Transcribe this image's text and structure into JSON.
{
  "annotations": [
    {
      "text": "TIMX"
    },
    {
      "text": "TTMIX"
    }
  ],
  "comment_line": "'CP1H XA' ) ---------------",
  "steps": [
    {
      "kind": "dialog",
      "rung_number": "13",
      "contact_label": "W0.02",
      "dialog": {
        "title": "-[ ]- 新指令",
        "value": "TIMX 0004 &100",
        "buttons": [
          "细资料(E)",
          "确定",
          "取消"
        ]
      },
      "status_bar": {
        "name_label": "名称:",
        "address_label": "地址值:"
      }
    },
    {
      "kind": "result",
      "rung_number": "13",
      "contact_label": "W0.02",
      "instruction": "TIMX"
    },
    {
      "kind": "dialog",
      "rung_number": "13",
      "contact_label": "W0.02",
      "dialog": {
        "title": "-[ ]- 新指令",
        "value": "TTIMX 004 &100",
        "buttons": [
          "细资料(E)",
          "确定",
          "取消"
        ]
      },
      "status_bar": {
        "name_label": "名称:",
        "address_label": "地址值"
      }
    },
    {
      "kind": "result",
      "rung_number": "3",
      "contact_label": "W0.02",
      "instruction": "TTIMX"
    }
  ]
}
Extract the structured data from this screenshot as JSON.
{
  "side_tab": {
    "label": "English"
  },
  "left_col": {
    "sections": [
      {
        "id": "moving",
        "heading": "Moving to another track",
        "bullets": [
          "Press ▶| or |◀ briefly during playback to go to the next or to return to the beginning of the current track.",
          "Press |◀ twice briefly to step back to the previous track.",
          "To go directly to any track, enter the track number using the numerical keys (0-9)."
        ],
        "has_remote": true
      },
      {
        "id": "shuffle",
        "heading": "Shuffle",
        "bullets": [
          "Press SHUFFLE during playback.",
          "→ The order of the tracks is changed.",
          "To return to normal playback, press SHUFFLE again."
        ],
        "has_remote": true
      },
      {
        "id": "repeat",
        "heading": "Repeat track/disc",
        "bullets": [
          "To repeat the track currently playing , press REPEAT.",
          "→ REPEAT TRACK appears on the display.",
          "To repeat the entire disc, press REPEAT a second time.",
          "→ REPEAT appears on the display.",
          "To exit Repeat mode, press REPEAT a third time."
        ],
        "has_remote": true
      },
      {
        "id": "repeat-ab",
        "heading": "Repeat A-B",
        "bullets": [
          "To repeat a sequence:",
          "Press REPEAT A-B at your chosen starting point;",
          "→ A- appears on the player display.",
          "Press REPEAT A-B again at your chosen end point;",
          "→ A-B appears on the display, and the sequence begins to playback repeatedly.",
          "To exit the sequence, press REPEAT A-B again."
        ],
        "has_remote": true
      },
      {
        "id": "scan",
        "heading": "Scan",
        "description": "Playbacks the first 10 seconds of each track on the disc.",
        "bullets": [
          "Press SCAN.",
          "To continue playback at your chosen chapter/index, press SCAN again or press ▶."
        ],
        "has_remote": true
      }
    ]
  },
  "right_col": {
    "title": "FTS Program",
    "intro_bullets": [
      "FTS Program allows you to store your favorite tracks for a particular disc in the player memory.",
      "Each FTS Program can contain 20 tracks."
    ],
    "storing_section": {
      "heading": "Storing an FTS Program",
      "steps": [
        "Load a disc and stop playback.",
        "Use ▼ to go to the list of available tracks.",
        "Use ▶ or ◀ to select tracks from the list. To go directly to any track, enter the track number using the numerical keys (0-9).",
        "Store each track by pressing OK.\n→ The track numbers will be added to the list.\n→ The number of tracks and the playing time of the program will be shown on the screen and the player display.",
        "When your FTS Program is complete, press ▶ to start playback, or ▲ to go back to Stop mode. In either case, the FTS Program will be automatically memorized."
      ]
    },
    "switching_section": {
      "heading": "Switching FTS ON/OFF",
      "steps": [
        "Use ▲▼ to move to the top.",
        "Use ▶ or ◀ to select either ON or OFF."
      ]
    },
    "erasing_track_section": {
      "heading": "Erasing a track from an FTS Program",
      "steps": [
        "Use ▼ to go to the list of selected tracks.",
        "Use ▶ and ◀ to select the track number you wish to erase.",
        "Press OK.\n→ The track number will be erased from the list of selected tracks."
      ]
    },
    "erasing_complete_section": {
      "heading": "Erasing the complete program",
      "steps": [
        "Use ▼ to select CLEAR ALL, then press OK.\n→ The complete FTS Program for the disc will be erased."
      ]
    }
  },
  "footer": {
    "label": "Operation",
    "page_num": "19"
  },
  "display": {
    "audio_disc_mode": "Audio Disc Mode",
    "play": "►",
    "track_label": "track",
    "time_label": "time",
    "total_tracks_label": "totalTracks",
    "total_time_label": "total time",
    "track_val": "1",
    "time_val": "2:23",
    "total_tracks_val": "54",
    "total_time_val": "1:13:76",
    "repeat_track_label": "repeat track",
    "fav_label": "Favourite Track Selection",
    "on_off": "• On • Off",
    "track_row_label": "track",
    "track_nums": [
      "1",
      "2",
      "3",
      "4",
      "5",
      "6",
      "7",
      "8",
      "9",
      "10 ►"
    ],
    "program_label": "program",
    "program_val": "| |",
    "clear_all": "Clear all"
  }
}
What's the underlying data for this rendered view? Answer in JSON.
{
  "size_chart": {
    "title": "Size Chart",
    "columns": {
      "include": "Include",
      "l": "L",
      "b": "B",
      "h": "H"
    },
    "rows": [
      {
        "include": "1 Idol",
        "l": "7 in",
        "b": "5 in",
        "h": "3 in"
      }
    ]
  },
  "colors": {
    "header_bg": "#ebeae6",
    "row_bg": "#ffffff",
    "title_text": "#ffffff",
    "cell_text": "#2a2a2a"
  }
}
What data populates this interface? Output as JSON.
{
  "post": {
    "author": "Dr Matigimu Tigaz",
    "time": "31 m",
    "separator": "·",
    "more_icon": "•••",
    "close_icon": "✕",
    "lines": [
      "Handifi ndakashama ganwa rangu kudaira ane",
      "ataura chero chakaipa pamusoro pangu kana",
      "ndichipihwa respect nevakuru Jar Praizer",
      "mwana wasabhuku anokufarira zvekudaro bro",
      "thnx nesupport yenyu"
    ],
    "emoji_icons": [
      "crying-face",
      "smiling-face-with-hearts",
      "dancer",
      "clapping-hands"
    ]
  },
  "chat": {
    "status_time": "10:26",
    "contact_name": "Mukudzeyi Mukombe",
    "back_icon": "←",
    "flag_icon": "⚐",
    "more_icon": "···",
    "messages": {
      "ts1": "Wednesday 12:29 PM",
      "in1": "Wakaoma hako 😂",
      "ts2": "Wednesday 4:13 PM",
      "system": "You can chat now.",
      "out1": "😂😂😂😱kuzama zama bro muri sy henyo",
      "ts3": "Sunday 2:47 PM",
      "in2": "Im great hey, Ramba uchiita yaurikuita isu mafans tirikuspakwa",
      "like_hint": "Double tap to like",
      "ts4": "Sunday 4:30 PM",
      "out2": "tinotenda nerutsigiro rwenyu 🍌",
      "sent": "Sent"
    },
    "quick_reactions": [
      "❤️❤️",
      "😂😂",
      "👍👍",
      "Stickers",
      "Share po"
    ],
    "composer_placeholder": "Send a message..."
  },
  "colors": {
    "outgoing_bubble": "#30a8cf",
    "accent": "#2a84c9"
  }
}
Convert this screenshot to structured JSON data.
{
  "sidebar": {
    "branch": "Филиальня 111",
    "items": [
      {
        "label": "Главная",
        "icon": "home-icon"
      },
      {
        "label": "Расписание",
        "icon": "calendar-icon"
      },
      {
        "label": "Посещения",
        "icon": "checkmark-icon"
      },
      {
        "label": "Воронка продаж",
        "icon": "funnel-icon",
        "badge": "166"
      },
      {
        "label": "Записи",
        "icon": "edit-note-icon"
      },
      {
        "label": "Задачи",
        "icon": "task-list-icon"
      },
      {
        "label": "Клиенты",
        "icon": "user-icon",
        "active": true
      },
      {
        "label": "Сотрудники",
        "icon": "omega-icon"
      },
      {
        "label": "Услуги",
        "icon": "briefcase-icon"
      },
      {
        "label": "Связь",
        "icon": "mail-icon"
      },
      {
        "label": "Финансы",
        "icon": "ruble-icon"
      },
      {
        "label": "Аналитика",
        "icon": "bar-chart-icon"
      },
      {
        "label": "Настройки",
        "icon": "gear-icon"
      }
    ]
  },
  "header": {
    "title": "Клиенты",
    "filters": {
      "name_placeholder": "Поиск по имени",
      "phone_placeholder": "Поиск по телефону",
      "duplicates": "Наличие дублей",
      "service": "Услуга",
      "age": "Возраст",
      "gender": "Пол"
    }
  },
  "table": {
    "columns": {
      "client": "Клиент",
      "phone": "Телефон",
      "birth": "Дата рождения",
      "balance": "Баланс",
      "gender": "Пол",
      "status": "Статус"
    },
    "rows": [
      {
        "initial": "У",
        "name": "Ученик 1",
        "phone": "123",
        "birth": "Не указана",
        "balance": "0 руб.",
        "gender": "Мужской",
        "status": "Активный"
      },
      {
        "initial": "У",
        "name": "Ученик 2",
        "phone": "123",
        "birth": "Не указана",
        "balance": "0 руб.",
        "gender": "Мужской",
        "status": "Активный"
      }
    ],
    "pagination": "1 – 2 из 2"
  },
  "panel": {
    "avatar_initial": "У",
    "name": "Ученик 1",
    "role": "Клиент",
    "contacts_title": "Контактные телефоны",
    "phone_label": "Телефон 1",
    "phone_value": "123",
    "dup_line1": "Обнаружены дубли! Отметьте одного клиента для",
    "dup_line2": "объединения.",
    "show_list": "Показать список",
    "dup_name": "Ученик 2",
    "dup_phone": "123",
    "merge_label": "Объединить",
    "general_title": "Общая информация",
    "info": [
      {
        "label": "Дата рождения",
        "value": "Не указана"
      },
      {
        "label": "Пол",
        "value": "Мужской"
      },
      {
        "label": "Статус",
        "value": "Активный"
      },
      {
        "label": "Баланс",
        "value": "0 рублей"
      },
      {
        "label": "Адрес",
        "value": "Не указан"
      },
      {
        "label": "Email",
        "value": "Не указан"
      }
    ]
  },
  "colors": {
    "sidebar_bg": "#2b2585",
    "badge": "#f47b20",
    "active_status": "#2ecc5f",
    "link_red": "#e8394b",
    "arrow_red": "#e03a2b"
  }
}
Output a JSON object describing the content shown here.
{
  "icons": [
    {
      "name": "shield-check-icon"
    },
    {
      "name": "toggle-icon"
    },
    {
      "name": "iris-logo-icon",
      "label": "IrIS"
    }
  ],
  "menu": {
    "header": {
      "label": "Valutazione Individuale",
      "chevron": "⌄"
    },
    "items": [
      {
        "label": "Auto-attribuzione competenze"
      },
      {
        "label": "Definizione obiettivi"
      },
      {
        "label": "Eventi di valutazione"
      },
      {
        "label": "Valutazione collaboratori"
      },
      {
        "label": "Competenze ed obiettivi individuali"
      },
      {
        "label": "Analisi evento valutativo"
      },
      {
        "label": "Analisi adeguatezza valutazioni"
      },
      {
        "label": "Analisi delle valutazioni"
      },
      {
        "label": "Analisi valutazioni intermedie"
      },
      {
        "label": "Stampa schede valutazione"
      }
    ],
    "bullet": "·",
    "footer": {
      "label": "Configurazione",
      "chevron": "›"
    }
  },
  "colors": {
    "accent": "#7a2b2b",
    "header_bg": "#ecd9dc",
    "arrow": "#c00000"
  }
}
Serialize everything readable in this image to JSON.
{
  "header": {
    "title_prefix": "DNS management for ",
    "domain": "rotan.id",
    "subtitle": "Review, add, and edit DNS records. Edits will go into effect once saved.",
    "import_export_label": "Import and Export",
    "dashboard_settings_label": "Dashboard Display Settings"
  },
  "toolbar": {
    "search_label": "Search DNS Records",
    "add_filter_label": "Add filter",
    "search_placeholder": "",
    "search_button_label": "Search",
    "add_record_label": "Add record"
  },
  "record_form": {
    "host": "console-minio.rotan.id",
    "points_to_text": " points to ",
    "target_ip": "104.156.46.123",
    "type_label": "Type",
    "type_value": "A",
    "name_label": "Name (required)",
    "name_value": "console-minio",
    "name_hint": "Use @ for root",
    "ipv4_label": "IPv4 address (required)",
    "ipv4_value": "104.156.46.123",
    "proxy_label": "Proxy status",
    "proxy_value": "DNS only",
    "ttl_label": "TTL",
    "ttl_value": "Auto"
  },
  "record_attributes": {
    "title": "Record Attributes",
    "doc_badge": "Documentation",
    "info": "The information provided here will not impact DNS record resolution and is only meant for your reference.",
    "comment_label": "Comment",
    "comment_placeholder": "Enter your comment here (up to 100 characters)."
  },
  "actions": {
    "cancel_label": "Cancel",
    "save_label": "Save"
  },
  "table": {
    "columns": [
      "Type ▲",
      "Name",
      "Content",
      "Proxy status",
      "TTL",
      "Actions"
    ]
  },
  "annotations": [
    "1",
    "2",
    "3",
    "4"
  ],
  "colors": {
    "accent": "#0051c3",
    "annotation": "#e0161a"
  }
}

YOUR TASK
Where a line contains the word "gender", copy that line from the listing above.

RESULT OF THIS EXERCISE
      "gender": "Пол"
      "gender": "Пол",
        "gender": "Мужской",
        "gender": "Мужской",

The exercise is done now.